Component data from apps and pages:
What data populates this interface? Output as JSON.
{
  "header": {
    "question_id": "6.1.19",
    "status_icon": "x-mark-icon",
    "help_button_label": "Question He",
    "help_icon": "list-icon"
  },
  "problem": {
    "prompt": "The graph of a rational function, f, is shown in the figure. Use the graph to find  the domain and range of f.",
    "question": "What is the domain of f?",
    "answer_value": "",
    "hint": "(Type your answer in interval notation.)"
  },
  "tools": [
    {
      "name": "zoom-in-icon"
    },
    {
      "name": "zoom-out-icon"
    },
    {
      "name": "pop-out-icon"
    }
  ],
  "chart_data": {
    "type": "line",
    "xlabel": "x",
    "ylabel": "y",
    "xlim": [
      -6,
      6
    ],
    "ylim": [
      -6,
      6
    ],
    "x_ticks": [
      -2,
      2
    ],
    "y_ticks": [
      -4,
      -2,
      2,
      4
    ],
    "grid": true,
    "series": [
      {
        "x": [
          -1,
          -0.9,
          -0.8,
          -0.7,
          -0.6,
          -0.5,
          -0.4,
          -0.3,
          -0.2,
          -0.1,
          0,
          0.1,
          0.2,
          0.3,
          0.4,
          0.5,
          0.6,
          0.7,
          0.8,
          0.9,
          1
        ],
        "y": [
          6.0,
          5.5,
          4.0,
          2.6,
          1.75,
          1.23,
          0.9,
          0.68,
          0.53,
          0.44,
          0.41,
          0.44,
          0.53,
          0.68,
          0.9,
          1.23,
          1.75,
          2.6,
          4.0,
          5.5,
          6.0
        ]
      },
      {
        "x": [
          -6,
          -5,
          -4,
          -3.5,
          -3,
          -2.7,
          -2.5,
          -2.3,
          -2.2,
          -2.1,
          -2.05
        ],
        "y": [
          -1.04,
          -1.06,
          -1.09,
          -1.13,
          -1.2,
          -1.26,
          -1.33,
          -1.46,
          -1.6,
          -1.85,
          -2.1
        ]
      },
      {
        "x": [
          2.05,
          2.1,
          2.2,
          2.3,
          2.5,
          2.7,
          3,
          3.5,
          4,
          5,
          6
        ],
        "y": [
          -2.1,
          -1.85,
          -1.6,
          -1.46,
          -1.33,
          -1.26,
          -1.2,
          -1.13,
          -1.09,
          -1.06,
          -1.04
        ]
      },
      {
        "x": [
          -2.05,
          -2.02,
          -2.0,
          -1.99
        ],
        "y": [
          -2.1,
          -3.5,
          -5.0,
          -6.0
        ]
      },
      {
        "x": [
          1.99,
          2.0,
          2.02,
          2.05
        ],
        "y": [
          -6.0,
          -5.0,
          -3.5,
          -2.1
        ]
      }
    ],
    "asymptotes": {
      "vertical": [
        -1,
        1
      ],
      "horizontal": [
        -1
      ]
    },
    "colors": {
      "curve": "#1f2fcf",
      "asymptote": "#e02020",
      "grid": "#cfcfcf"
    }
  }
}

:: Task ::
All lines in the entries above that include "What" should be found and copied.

:: Task output ::
What data populates this interface? Output as JSON.
    "question": "What is the domain of f?",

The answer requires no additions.